Some days, running transcends mere exercise and becomes a spiritual discipline for him. On those days, he finds himself noting that 51 percent of the people in his ZIP Code are not attached to a faith community.
“The people in every-other house I run by don’t go to church,” he said. “And some statistics tell us that approximately 80 percent of people living in the United States have no on-going relationship with a faith community.”
Brown recognizes that there is no one, overwhelming reason for this state of affairs, just as there is no one “silver bullet” to solve it.
But in his new position, he’s ready to take calculated risks, examine possibilities, and see how he might explore the unknown and capture some of the pieces of Methodism’s past and enact them in fresh ways.
Brown currently serves senior pastor of Wesley Freedom UMC in Eldersburg. As a pastor for the past 27 years, he has come to see that his call is “to connect people with one another and to connect people with God.”
He’s also gained an understanding that ministry, like life, is a marathon, not a sprint.
“The journey is not the destination,” he said. “Yes, there’s a finish line, but that’s not the destination. All the preparation, all the miles, all the people you run with, all the sights you see, all the euphoric moments and the painful moments of injury – that’s the journey.”
Brown’s new journey leading New Faith Expressions began last year, when Bishop LaTrelle Easterling named him to begin researching how the BWC could create new places and spaces for new people. He has served as a part-time interim in the role since August 1, 2018.
“The Rev. Dr. Brown will be a powerful and critical addition to our leadership team. He has been a disciple-making pastor and understands the importance of offering Christ to new persons,” Easterling said. “His focus on new faith expressions supports my vision of bringing creativity and passion to our mission of making disciples of Jesus Christ for the transformation of the world.”
Brown has shared his year’s learning with the bishop, and they’ll be incorporated into the new ministry. His first step, he imagines, will be “starting with people, with training and leadership development, talking with clergy and laity in the annual conference and finding out what makes their hearts sing.”
Over the past year, Brown said he found himself intrigued by many best practices in new church starts.
There is a lot of conversation about returning to house churches as a network of worshipping communities, he said, “with 20 people or so worshipping in homes as a small group and doing life together.”
He’s also grown increasingly interested in exploring how healthy churches can multiply and how a culture or ethos of multiplication might be created in the Baltimore-Washington Conference.
Too often, Brown said, people think of church as a stand-alone community of faith centered on a building or location.
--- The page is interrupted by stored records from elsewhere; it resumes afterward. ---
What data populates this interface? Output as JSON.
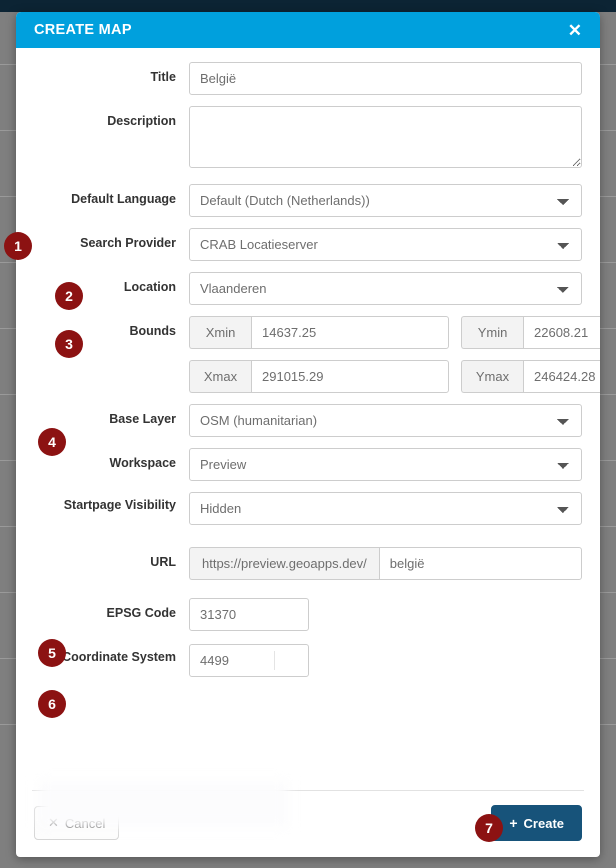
{
  "modal": {
    "title": "CREATE MAP",
    "close_icon": "close-icon",
    "header_color": "#00a0dd"
  },
  "form": {
    "title": {
      "label": "Title",
      "value": "België"
    },
    "description": {
      "label": "Description",
      "value": ""
    },
    "default_language": {
      "label": "Default Language",
      "value": "Default (Dutch (Netherlands))"
    },
    "search_provider": {
      "label": "Search Provider",
      "value": "CRAB Locatieserver"
    },
    "location": {
      "label": "Location",
      "value": "Vlaanderen"
    },
    "bounds": {
      "label": "Bounds",
      "xmin": {
        "addon": "Xmin",
        "value": "14637.25"
      },
      "ymin": {
        "addon": "Ymin",
        "value": "22608.21"
      },
      "xmax": {
        "addon": "Xmax",
        "value": "291015.29"
      },
      "ymax": {
        "addon": "Ymax",
        "value": "246424.28"
      }
    },
    "base_layer": {
      "label": "Base Layer",
      "value": "OSM (humanitarian)"
    },
    "workspace": {
      "label": "Workspace",
      "value": "Preview"
    },
    "startpage_visibility": {
      "label": "Startpage Visibility",
      "value": "Hidden"
    },
    "url": {
      "label": "URL",
      "prefix": "https://preview.geoapps.dev/",
      "value": "belgië"
    },
    "epsg_code": {
      "label": "EPSG Code",
      "value": "31370"
    },
    "coordinate_system": {
      "label": "Coordinate System",
      "value": "4499"
    }
  },
  "footer": {
    "cancel": {
      "label": "Cancel",
      "glyph": "✕"
    },
    "create": {
      "label": "Create",
      "glyph": "+"
    }
  },
  "callouts": {
    "one": "1",
    "two": "2",
    "three": "3",
    "four": "4",
    "five": "5",
    "six": "6",
    "seven": "7",
    "color": "#8c1212"
  }
}
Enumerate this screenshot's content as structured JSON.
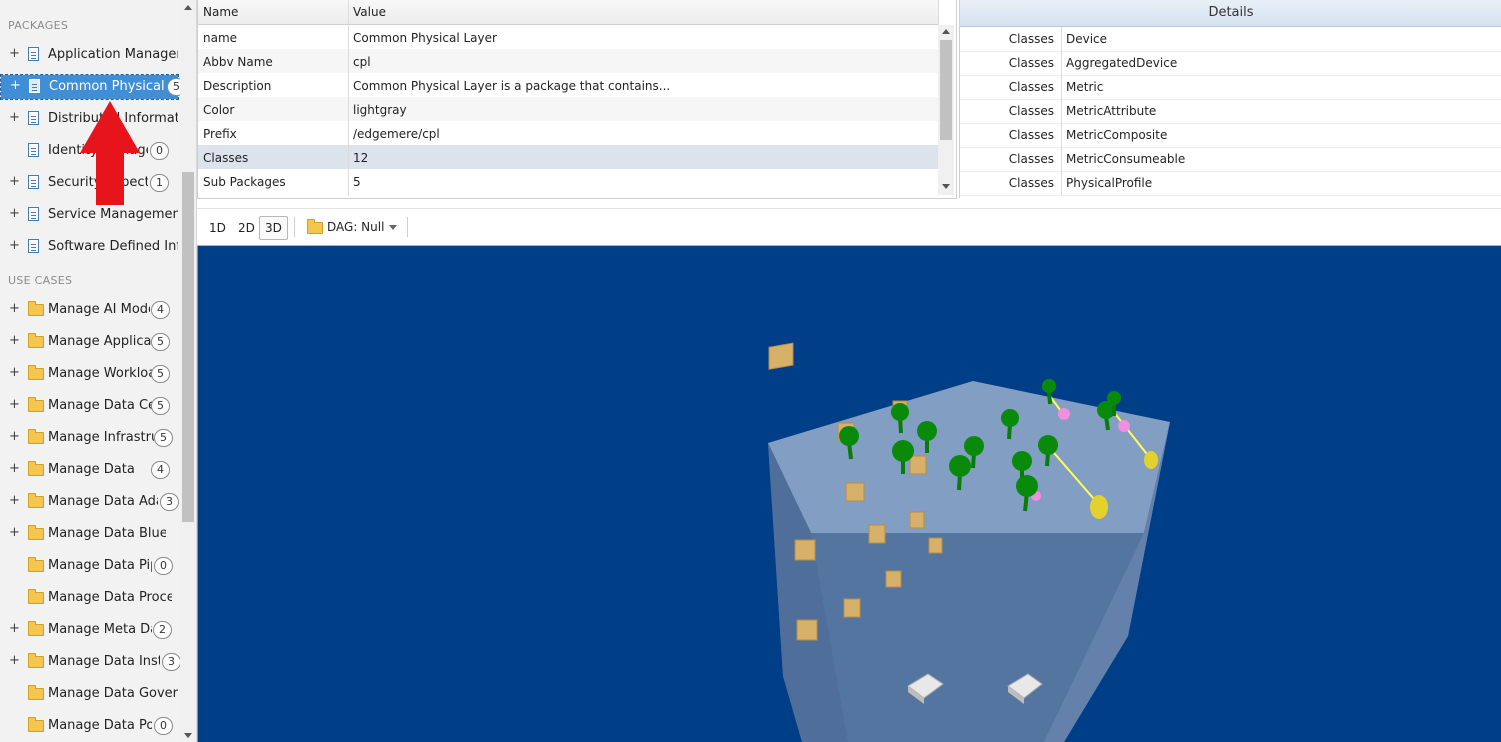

“I’m looking beyond that physical building and onward to the idea of creating a community on purpose,” he said, “with a purpose to engage people in a life-giving relationship with Jesus.”
Methodism began in this region. It’s first church starts were here, Brown said, “but it was not done with a lot of money and staffing. It was a passion to reach people with the life-changing story of Jesus.”
Brown, who was interviewed along with several other candidates for the new conference position, will start officially July 1.
“It exciting and frightening and adrenaline-rushing and reflective-pausing, all rolled up into one,” he said. “But we serve a God that brings order out of chaos, that creates new things and breathes life into dry bones. I’m counting on that”